Work item -
Please copy the entries below word for word, leaving out any image.

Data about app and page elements

——

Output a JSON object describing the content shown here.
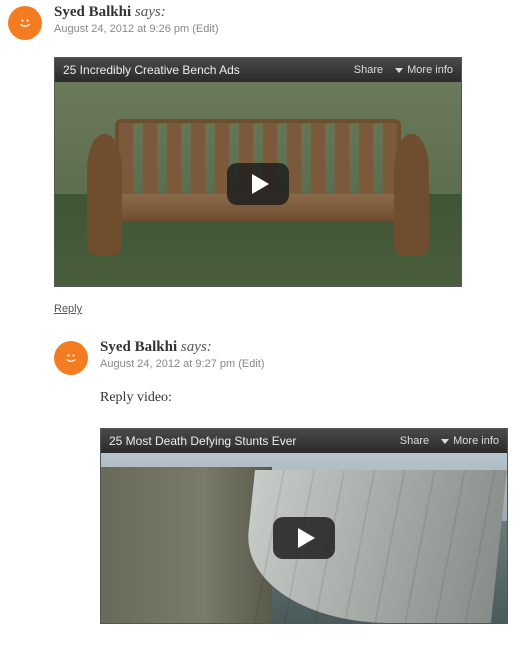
{
  "comments": [
    {
      "author": "Syed Balkhi",
      "says": "says:",
      "date": "August 24, 2012 at 9:26 pm",
      "edit": "(Edit)",
      "video": {
        "title": "25 Incredibly Creative Bench Ads",
        "share": "Share",
        "more": "More info"
      },
      "reply": "Reply"
    },
    {
      "author": "Syed Balkhi",
      "says": "says:",
      "date": "August 24, 2012 at 9:27 pm",
      "edit": "(Edit)",
      "content": "Reply video:",
      "video": {
        "title": "25 Most Death Defying Stunts Ever",
        "share": "Share",
        "more": "More info"
      }
    }
  ]
}
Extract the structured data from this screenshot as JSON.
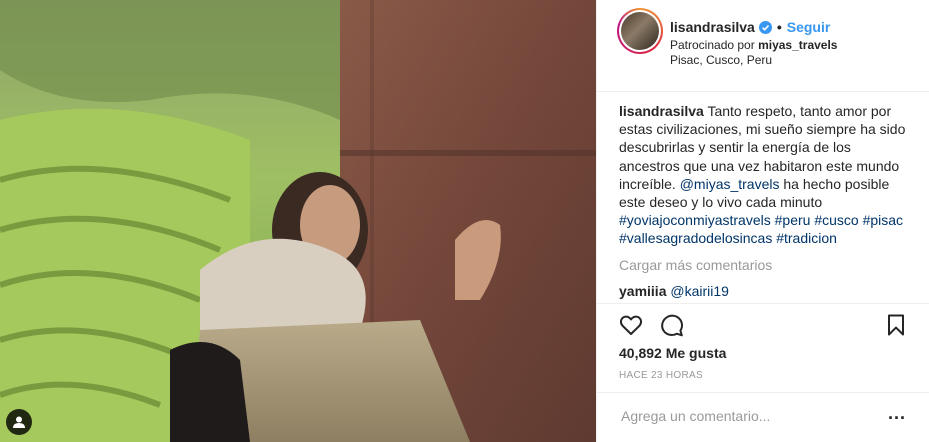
{
  "post": {
    "username": "lisandrasilva",
    "follow_label": "Seguir",
    "dot": "•",
    "sponsored_prefix": "Patrocinado por",
    "sponsor": "miyas_travels",
    "location": "Pisac, Cusco, Peru",
    "caption_user": "lisandrasilva",
    "caption_text": "Tanto respeto, tanto amor por estas civilizaciones, mi sueño siempre ha sido descubrirlas y sentir la energía de los ancestros que una vez habitaron este mundo increíble.",
    "caption_mention": "@miyas_travels",
    "caption_text2": "ha hecho posible este deseo y lo vivo cada minuto",
    "hashtags": [
      "#yoviajoconmiyastravels",
      "#peru",
      "#cusco",
      "#pisac",
      "#vallesagradodelosincas",
      "#tradicion"
    ],
    "load_more": "Cargar más comentarios",
    "comment_user": "yamiiia",
    "comment_mention": "@kairii19",
    "likes": "40,892 Me gusta",
    "timestamp": "HACE 23 HORAS",
    "comment_placeholder": "Agrega un comentario...",
    "more": "..."
  },
  "icons": [
    "verified-badge-icon",
    "heart-icon",
    "comment-icon",
    "bookmark-icon",
    "user-tag-icon"
  ],
  "colors": {
    "link": "#003569",
    "follow": "#3897f0",
    "muted": "#999999",
    "text": "#262626",
    "border": "#efefef"
  }
}
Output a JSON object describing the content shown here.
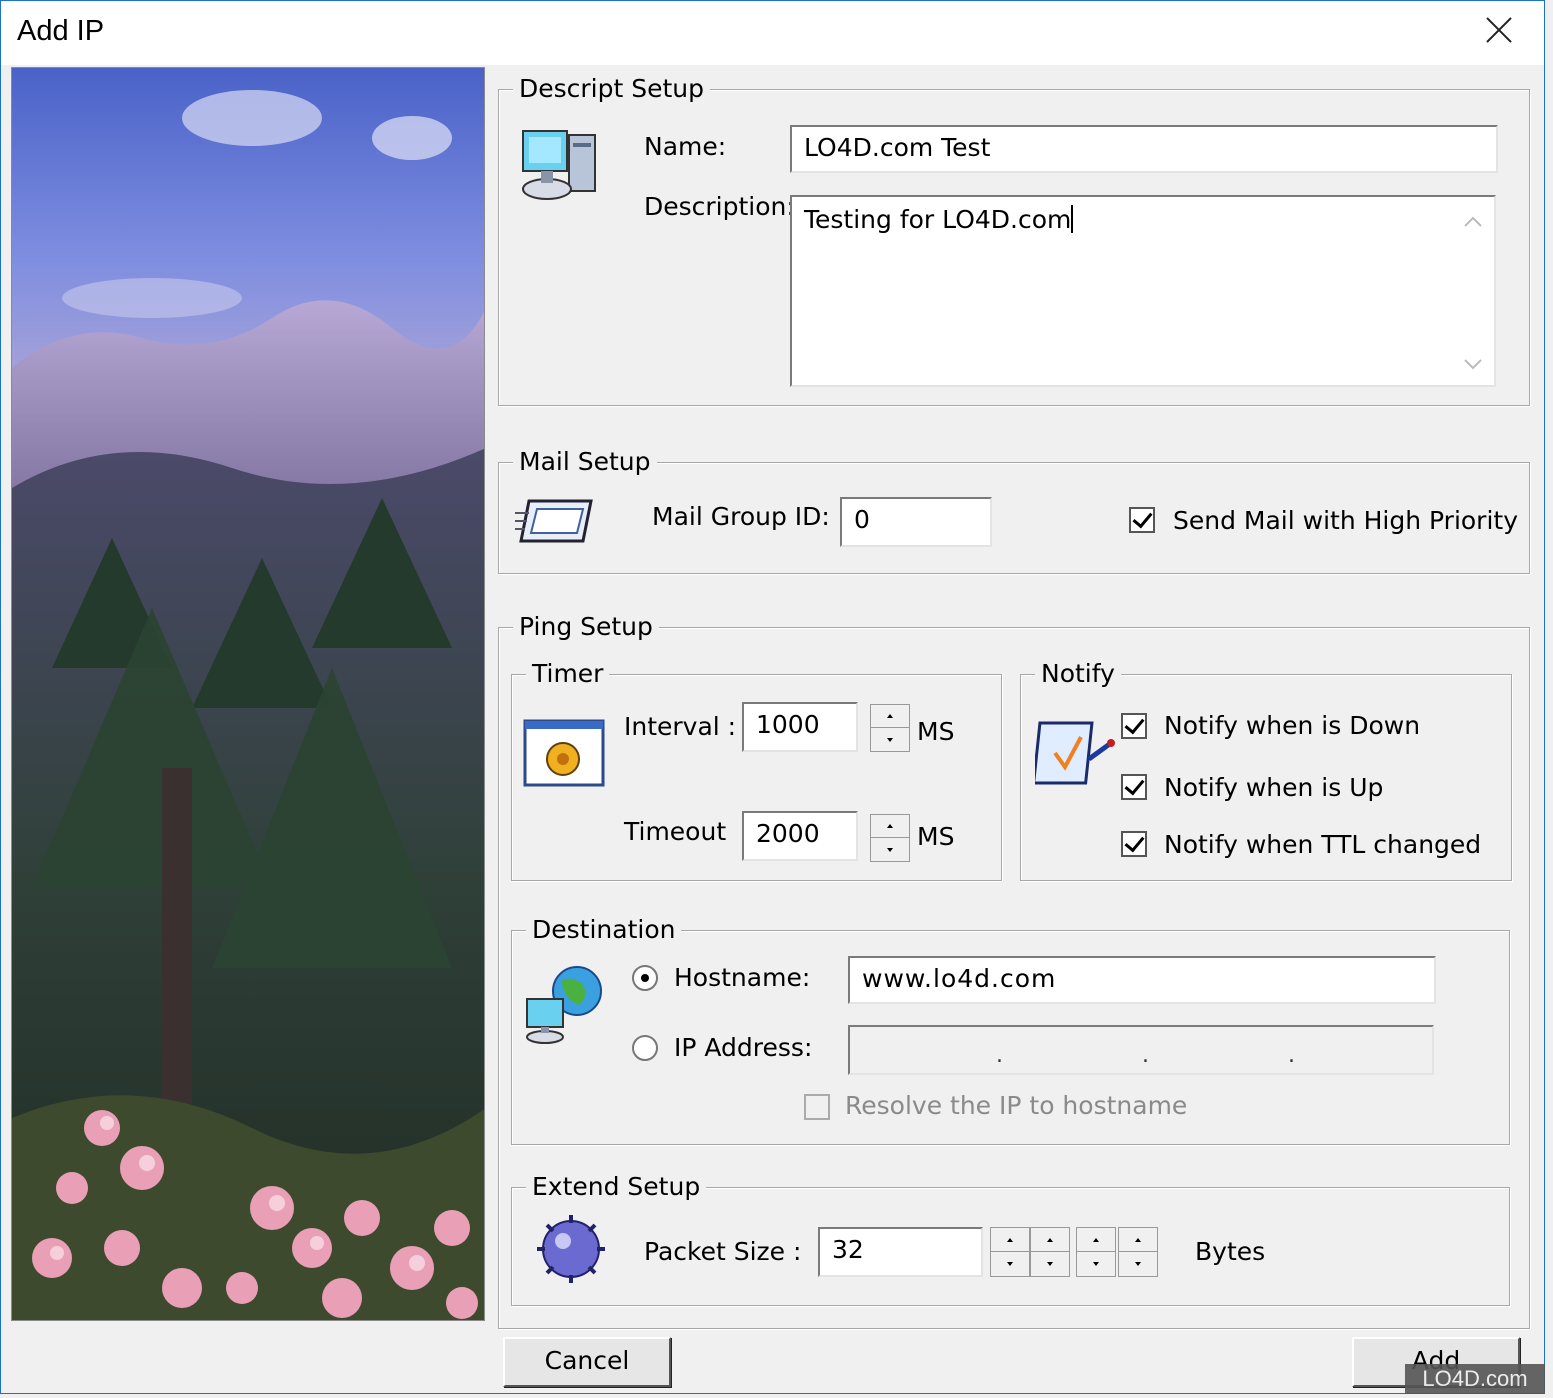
{
  "window": {
    "title": "Add IP"
  },
  "descript": {
    "group_label": "Descript  Setup",
    "name_label": "Name:",
    "name_value": "LO4D.com Test",
    "desc_label": "Description:",
    "desc_value": "Testing for LO4D.com"
  },
  "mail": {
    "group_label": "Mail  Setup",
    "group_id_label": "Mail Group ID:",
    "group_id_value": "0",
    "high_priority_label": "Send Mail with High Priority",
    "high_priority_checked": true
  },
  "ping": {
    "group_label": "Ping  Setup",
    "timer": {
      "group_label": "Timer",
      "interval_label": "Interval :",
      "interval_value": "1000",
      "interval_unit": "MS",
      "timeout_label": "Timeout",
      "timeout_value": "2000",
      "timeout_unit": "MS"
    },
    "notify": {
      "group_label": "Notify",
      "down_label": "Notify when is Down",
      "up_label": "Notify when is Up",
      "ttl_label": "Notify when TTL changed"
    }
  },
  "destination": {
    "group_label": "Destination",
    "hostname_label": "Hostname:",
    "hostname_value": "www.lo4d.com",
    "ip_label": "IP Address:",
    "resolve_label": "Resolve the IP to hostname"
  },
  "extend": {
    "group_label": "Extend Setup",
    "packet_label": "Packet Size :",
    "packet_value": "32",
    "packet_unit": "Bytes"
  },
  "buttons": {
    "cancel": "Cancel",
    "add": "Add"
  },
  "watermark": "LO4D.com"
}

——

Solution to the exercise -
Output a JSON object describing the content shown here.
{
  "comments": [
    {
      "author": "Syed Balkhi",
      "says": "says:",
      "date": "August 24, 2012 at 9:26 pm",
      "edit": "(Edit)",
      "video": {
        "title": "25 Incredibly Creative Bench Ads",
        "share": "Share",
        "more": "More info"
      },
      "reply": "Reply"
    },
    {
      "author": "Syed Balkhi",
      "says": "says:",
      "date": "August 24, 2012 at 9:27 pm",
      "edit": "(Edit)",
      "content": "Reply video:",
      "video": {
        "title": "25 Most Death Defying Stunts Ever",
        "share": "Share",
        "more": "More info"
      }
    }
  ]
}
Extract the structured data from this screenshot as JSON.
{
  "post": {
    "username": "lisandrasilva",
    "follow_label": "Seguir",
    "dot": "•",
    "sponsored_prefix": "Patrocinado por",
    "sponsor": "miyas_travels",
    "location": "Pisac, Cusco, Peru",
    "caption_user": "lisandrasilva",
    "caption_text": "Tanto respeto, tanto amor por estas civilizaciones, mi sueño siempre ha sido descubrirlas y sentir la energía de los ancestros que una vez habitaron este mundo increíble.",
    "caption_mention": "@miyas_travels",
    "caption_text2": "ha hecho posible este deseo y lo vivo cada minuto",
    "hashtags": [
      "#yoviajoconmiyastravels",
      "#peru",
      "#cusco",
      "#pisac",
      "#vallesagradodelosincas",
      "#tradicion"
    ],
    "load_more": "Cargar más comentarios",
    "comment_user": "yamiiia",
    "comment_mention": "@kairii19",
    "likes": "40,892 Me gusta",
    "timestamp": "HACE 23 HORAS",
    "comment_placeholder": "Agrega un comentario...",
    "more": "..."
  },
  "icons": [
    "verified-badge-icon",
    "heart-icon",
    "comment-icon",
    "bookmark-icon",
    "user-tag-icon"
  ],
  "colors": {
    "link": "#003569",
    "follow": "#3897f0",
    "muted": "#999999",
    "text": "#262626",
    "border": "#efefef"
  }
}
Output a JSON object describing the content shown here.
{
  "window": {
    "title": "Add IP"
  },
  "descript": {
    "group_label": "Descript  Setup",
    "name_label": "Name:",
    "name_value": "LO4D.com Test",
    "desc_label": "Description:",
    "desc_value": "Testing for LO4D.com"
  },
  "mail": {
    "group_label": "Mail  Setup",
    "group_id_label": "Mail Group ID:",
    "group_id_value": "0",
    "high_priority_label": "Send Mail with High Priority",
    "high_priority_checked": true
  },
  "ping": {
    "group_label": "Ping  Setup",
    "timer": {
      "group_label": "Timer",
      "interval_label": "Interval :",
      "interval_value": "1000",
      "interval_unit": "MS",
      "timeout_label": "Timeout",
      "timeout_value": "2000",
      "timeout_unit": "MS"
    },
    "notify": {
      "group_label": "Notify",
      "down_label": "Notify when is Down",
      "up_label": "Notify when is Up",
      "ttl_label": "Notify when TTL changed"
    }
  },
  "destination": {
    "group_label": "Destination",
    "hostname_label": "Hostname:",
    "hostname_value": "www.lo4d.com",
    "ip_label": "IP Address:",
    "resolve_label": "Resolve the IP to hostname"
  },
  "extend": {
    "group_label": "Extend Setup",
    "packet_label": "Packet Size :",
    "packet_value": "32",
    "packet_unit": "Bytes"
  },
  "buttons": {
    "cancel": "Cancel",
    "add": "Add"
  },
  "watermark": "LO4D.com"
}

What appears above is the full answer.